#### Working data

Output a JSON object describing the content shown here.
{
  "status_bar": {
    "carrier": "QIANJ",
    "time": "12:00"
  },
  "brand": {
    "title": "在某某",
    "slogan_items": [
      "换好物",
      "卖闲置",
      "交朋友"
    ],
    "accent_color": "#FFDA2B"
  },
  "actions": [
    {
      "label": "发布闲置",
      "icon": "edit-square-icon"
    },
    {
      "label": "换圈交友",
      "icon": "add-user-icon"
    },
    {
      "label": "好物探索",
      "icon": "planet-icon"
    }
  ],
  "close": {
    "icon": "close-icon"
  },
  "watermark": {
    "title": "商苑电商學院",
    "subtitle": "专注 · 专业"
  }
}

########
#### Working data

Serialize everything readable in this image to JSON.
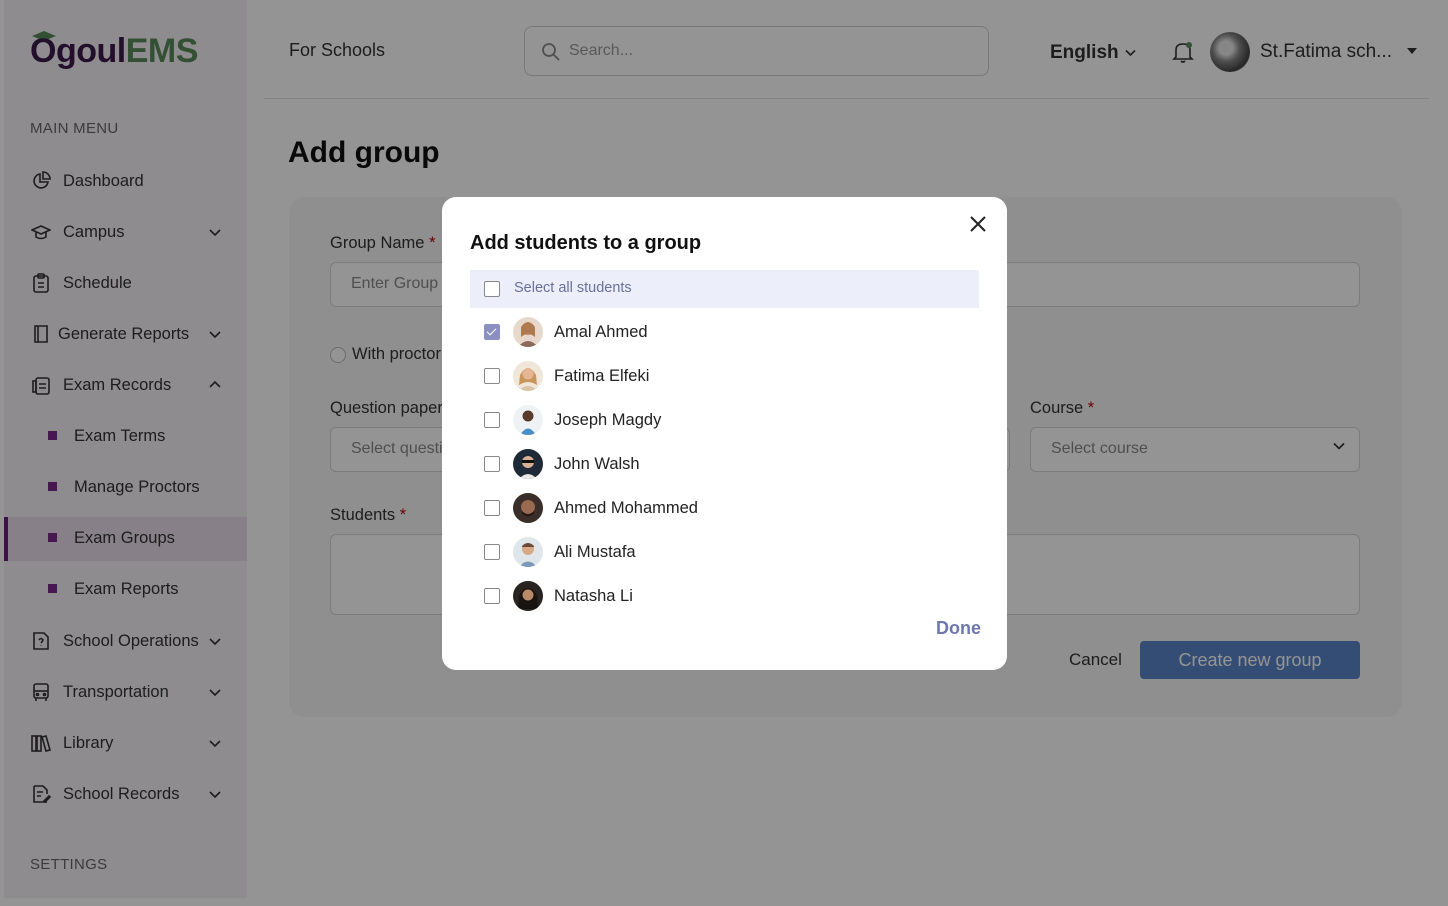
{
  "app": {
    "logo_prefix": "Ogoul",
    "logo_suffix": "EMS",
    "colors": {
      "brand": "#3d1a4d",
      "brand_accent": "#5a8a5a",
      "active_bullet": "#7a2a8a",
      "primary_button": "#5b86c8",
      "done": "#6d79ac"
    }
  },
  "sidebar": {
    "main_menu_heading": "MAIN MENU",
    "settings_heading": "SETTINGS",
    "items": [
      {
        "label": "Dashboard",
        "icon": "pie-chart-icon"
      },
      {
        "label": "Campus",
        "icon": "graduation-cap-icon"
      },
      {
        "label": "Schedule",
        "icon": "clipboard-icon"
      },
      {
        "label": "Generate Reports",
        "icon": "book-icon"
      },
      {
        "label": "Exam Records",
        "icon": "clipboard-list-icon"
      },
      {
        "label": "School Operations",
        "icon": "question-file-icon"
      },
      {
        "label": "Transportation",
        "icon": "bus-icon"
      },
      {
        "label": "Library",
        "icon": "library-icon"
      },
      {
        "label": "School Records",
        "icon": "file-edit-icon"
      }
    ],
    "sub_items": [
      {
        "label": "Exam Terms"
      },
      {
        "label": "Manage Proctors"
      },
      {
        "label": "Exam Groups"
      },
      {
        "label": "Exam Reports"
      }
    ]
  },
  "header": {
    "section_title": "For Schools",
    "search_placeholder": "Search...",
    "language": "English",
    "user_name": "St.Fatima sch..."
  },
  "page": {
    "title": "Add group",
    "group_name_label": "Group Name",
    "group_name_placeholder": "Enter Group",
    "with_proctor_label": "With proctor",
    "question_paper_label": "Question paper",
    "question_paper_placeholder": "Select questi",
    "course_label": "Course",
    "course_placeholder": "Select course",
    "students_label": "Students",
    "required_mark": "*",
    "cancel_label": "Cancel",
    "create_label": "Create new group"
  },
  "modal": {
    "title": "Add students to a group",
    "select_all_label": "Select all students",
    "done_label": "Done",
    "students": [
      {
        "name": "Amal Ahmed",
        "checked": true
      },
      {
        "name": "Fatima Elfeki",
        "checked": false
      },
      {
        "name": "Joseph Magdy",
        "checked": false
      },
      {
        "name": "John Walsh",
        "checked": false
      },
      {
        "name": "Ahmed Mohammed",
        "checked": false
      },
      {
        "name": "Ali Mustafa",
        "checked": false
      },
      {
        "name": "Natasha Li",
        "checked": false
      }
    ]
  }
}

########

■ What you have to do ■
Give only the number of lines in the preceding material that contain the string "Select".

■ Written reply ■
3